Mediaweek visited the Fairfax office in Sydney to talk to The Sydney Morning Herald’s new editor Judith Whelan on the Friday before the title begun its 185th birthday celebrations.
“The history of The Herald is essentially the history of Sydney,” Whelan told Mediaweek.
She credited the birth of the paper for “the beginning of the exchange of ideas in a public forum.”
The 185-year-long journey for Australia’s oldest metro newspaper has been one of constant change.
As a part of this cycle, Fairfax announced 120 fulltime editorial job cuts in Sydney and Melbourne earlier this year.
“Every single media organisation in the world is having to transform itself. That transformation inevitably means that new jobs will emerge and jobs, which have been around for a long time, might disappear,” Whelan commented.
“What we are going through now is a part of that transformation.
“We have to keep changing. We have to keep adapting what our audience wants from us.”
Also discussed on the podcast:
- How The Sydney Morning Herald’s journey is the journey of the city
- How the audience would react to the front page of The Sydney Morning Herald printed in the style of 1831.
- The quality v quantity debate: Does the number of journalist working for a newspaper impact the quality of a newspaper and the number of articles produced?
- How does an editor work with the editor-in-chief Darren Goodsir?

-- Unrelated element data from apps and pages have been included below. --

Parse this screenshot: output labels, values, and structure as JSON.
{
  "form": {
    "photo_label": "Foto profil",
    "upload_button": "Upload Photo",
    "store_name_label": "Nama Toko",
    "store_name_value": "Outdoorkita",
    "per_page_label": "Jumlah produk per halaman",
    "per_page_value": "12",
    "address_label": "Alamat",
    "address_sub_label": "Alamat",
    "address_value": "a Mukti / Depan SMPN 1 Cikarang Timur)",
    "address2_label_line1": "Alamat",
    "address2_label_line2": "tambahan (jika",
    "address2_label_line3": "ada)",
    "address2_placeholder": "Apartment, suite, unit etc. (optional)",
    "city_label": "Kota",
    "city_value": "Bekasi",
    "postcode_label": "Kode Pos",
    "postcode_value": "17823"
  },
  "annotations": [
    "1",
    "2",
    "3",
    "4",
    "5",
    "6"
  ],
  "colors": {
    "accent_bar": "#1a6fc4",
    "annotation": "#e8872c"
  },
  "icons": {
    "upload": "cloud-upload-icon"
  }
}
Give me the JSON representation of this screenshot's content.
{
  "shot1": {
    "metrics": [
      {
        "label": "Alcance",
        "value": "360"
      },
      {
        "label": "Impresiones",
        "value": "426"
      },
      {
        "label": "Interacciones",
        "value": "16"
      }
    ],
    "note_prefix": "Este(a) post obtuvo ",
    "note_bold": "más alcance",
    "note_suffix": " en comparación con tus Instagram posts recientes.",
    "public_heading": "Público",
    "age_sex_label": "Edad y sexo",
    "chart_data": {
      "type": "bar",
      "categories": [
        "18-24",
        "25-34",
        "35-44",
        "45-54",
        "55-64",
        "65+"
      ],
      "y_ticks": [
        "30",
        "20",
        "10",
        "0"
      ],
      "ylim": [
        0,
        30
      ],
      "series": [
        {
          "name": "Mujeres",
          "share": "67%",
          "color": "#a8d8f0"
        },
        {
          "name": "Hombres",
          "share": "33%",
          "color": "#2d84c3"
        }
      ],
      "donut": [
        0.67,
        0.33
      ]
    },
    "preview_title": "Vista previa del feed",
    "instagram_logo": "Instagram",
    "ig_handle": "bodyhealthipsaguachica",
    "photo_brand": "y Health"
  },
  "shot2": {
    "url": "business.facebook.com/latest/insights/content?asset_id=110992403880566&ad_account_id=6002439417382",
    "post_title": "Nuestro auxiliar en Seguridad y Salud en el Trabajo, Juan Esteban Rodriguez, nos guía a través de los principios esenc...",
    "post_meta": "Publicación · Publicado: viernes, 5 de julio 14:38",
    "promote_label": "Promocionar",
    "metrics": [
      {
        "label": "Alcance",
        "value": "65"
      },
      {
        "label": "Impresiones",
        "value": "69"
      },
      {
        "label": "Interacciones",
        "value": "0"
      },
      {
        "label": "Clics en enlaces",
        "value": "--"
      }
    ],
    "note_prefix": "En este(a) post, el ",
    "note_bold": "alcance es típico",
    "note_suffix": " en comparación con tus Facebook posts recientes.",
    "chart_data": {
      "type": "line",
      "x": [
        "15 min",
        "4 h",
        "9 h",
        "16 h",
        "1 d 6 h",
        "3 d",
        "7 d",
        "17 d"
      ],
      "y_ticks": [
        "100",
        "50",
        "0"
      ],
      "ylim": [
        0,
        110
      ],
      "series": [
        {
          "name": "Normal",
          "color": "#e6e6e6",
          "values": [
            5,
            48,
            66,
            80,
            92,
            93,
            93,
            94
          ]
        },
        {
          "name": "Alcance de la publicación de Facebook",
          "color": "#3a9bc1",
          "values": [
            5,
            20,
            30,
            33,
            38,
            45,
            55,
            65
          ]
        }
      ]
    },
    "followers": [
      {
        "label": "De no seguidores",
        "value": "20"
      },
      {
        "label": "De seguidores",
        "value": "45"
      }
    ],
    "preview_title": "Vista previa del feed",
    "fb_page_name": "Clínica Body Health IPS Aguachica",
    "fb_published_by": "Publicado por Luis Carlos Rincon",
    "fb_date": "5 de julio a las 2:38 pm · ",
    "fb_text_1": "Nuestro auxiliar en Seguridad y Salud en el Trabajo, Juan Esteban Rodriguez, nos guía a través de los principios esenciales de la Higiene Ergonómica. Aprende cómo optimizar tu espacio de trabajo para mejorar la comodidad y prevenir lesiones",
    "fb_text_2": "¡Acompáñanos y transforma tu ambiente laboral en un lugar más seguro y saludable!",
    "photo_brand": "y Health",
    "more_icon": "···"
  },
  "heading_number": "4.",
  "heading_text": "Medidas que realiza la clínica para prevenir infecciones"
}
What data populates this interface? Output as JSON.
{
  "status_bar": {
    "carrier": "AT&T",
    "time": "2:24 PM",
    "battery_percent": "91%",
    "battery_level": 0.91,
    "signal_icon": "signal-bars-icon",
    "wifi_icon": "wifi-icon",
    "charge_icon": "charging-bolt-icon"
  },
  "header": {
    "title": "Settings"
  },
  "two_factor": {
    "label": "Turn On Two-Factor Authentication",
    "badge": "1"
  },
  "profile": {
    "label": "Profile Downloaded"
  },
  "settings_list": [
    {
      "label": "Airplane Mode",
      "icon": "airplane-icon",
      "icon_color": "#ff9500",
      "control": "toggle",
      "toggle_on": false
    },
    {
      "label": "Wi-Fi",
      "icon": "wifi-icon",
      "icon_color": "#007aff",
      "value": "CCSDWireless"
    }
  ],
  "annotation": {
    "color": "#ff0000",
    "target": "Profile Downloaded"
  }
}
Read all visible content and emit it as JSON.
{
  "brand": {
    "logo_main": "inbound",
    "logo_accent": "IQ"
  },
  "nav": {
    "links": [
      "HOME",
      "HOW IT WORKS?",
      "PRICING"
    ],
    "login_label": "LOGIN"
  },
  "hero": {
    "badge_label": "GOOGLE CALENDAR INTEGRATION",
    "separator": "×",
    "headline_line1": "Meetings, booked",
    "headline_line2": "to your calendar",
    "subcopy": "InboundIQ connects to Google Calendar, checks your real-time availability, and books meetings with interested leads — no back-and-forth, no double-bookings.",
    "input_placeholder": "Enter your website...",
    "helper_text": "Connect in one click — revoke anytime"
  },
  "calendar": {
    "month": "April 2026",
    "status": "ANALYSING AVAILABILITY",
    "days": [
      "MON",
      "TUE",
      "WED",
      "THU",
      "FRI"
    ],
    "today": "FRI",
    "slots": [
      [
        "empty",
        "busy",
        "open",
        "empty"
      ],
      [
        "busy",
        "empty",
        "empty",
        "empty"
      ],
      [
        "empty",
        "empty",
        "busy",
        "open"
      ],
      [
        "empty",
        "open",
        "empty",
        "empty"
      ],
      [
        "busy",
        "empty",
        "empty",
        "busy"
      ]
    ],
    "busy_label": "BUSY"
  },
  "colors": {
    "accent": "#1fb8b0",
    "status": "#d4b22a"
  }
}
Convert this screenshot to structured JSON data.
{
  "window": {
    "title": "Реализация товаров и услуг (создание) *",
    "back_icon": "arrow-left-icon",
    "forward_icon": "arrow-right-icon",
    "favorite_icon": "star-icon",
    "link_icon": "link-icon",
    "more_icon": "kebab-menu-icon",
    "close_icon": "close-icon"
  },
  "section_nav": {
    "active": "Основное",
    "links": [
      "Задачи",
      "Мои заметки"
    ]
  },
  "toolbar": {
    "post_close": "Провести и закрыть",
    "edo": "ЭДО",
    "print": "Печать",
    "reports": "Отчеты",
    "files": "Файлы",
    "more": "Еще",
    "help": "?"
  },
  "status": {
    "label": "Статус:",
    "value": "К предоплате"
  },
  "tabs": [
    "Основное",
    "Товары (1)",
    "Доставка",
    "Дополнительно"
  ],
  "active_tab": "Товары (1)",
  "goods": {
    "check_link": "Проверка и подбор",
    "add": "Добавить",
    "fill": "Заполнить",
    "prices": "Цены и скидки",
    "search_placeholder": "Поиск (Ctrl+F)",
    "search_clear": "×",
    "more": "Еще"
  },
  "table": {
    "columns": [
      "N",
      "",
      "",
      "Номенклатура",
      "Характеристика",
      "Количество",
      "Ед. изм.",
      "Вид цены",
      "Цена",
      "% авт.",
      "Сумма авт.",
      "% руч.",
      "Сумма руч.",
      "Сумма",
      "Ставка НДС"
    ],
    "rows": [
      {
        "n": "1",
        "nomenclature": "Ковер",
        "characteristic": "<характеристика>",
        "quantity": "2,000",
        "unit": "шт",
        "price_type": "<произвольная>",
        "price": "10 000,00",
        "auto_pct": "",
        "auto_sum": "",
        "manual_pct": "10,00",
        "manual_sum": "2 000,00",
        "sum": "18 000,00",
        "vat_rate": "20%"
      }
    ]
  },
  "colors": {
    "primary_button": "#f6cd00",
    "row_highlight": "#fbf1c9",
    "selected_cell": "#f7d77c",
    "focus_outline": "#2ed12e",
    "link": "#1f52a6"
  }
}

- Before becoming the editor of The Sydney Morning Herald, Whelan was the news director of the title. She talks about how her experience has helped with the new role.